The updated reporting guidance also provides that recipients that held Provider Relief Fund payments in an interest-bearing account will need to report the dollar value of interest earned on those payments.29 The total reportable use of distributions will be inclusive of the interest earned on those distributions.30
Single Audit Reporting
On 22 December 2020, the Office of Management and Budget (OMB) provided guidance on Provider Relief Fund compliance requirements and audit procedures for accountants and other organizations funding recipients will rely on to perform audits.31 In light of the late issuance of the audit guidance, OMB provided that federal agencies must allow recipients with due dates from 1 October 2020, through 30 June 2021 an extension for up to three months beyond the normal due date in the completion and submission of Single Audit reporting.32 HHS has incorporated the extension into its Provider Relief Fund guidance, noting that for providers that received payments with fiscal years ending on or after 31 December 2020, the auditor will need to test compliance of the Provider Relief Fund report.33

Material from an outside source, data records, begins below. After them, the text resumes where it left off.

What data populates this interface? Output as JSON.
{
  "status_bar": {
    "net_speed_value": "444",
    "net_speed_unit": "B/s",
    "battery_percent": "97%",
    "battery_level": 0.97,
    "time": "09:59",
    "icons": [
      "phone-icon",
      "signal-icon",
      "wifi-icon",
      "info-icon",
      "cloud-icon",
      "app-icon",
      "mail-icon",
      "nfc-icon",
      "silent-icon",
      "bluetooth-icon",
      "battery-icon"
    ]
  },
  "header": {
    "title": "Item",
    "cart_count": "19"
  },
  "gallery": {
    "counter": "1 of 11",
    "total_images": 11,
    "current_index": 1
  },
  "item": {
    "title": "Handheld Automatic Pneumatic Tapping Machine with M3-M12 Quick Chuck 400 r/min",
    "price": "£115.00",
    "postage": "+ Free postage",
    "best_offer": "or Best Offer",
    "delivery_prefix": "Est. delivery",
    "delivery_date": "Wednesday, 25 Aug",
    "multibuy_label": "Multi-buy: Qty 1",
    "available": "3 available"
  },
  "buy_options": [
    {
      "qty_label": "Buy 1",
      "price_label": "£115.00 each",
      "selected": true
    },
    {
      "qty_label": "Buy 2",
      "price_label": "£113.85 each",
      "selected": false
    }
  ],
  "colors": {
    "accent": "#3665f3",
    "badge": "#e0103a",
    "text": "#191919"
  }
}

What to Expect Next
While HHS has delayed the reporting window on the use of Provider Relief Funds, recipients should assess the evolving guidance on Provider Relief Fund reporting and other material changes to HHS’ Provider Relief Fund Frequently Asked Questions, which contain the most comprehensive overview of funding requirements. As recipients are aware, HHS continues to update its guidance on a regular basis as it receives feedback from provider groups and other stakeholders on key program requirements.
The American Hospital Association (AHA), for example, has been in ongoing discussions with HHS on Provider Relief Fund distributions and compliance. Most recently, the AHA sent a letter to President-elect Joe Biden requesting, among other things, the changes that were ultimately included as part of the Consolidated Appropriations Act, 2021.34 As the new administration takes office, there is a significant possibility that it could issue further reporting extensions or offer other flexibilities as it addresses Provider Relief Fund requirements to date.

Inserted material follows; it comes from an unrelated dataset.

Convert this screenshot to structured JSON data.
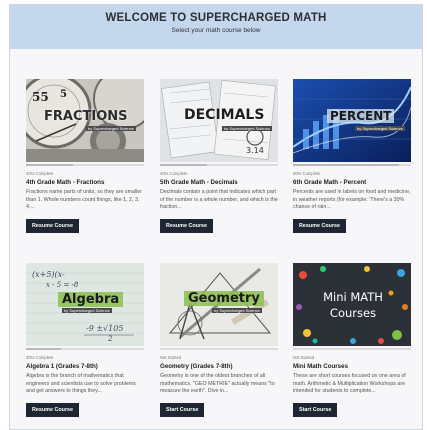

K&L Gates LLP has created a resource library to address the legal implications of the COVID-19 outbreak on businesses generally and health care providers in particular. K&L Gates’ health care and FDA practice will continue to monitor these developments. The practice regularly provides guidance to health care providers regarding the Provider Relief Fund, including compliance with reporting and other requirements, as well as other funding programs available as a result of the COVID-19 pandemic.
4 See U.S. DEPARTMENT OF HEALTH AND HUMAN SERVICES, PROVIDER RELIEF FUND FREQUENTLY ASKED QUESTIONS (last visited Jan. 2021).

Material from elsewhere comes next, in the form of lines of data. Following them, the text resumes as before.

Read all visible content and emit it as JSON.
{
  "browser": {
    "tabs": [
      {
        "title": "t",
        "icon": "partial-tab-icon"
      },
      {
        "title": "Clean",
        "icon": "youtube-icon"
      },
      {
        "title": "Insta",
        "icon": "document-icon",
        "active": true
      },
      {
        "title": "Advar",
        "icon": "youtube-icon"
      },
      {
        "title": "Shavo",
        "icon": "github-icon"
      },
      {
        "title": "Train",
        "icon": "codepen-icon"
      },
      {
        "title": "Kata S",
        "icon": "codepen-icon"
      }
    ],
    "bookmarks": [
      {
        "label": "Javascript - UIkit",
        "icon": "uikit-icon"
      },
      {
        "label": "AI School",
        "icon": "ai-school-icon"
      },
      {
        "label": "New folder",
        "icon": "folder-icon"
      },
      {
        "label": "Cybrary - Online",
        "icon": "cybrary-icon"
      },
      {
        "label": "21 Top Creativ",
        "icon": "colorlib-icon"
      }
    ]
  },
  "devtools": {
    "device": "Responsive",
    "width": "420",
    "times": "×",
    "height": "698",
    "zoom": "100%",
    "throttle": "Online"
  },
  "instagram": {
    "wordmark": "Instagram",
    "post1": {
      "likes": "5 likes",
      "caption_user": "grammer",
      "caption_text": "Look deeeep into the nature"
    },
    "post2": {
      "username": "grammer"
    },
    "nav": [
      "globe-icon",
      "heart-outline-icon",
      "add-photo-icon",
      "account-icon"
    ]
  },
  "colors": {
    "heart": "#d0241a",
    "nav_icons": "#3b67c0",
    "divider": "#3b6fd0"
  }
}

5 Consolidated Appropriations Act, 2021, H.R. 133, 116th Cong. (2019–2020).
6 Pub. L. No. 116-136, 134 Stat. 563 (2020).
7 Pub. L. No. 116-139, 134 Stat. 622 (2020).
11 See U.S. DEPARTMENT OF HEALTH AND HUMAN SERVICES, PROVIDER RELIEF FUND FREQUENTLY ASKED QUESTIONS (last visited June 2020).
14 Consolidated Appropriations Act, 2021, H.R.133, 116th Cong. (2019–2020).
15 See U.S. DEPARTMENT OF HEALTH AND HUMAN SERVICES, PROVIDER RELIEF FUND FREQUENTLY ASKED QUESTIONS (last visited Jan. 2021).
16 Consolidated Appropriations Act, 2021, H.R.133, 116th Cong. (2019–2020).
18 See U.S. DEPARTMENT OF HEALTH AND HUMAN SERVICES, PROVIDER RELIEF FUND REPORTING PORTAL (Jan. 15, 2021).
19 See U.S. DEPARTMENT OF HEALTH AND HUMAN SERVICES, REPORTING PORTAL FAQS (Jan. 15, 2021).
25 Consolidated Appropriations Act, 2021 (H.R.133) - 116th Congress (2019-2020).
33 See U.S. DEPARTMENT OF HEALTH AND HUMAN SERVICES, PROVIDER RELIEF FUND FREQUENTLY ASKED QUESTIONS, (last visited Jan. 2021).
This publication/newsletter is for informational purposes and does not contain or convey legal advice. The information herein should not be used or relied upon in regard to any particular facts or circumstances without first consulting a lawyer. Any views expressed herein are those of the author(s) and not necessarily those of the law firm's clients.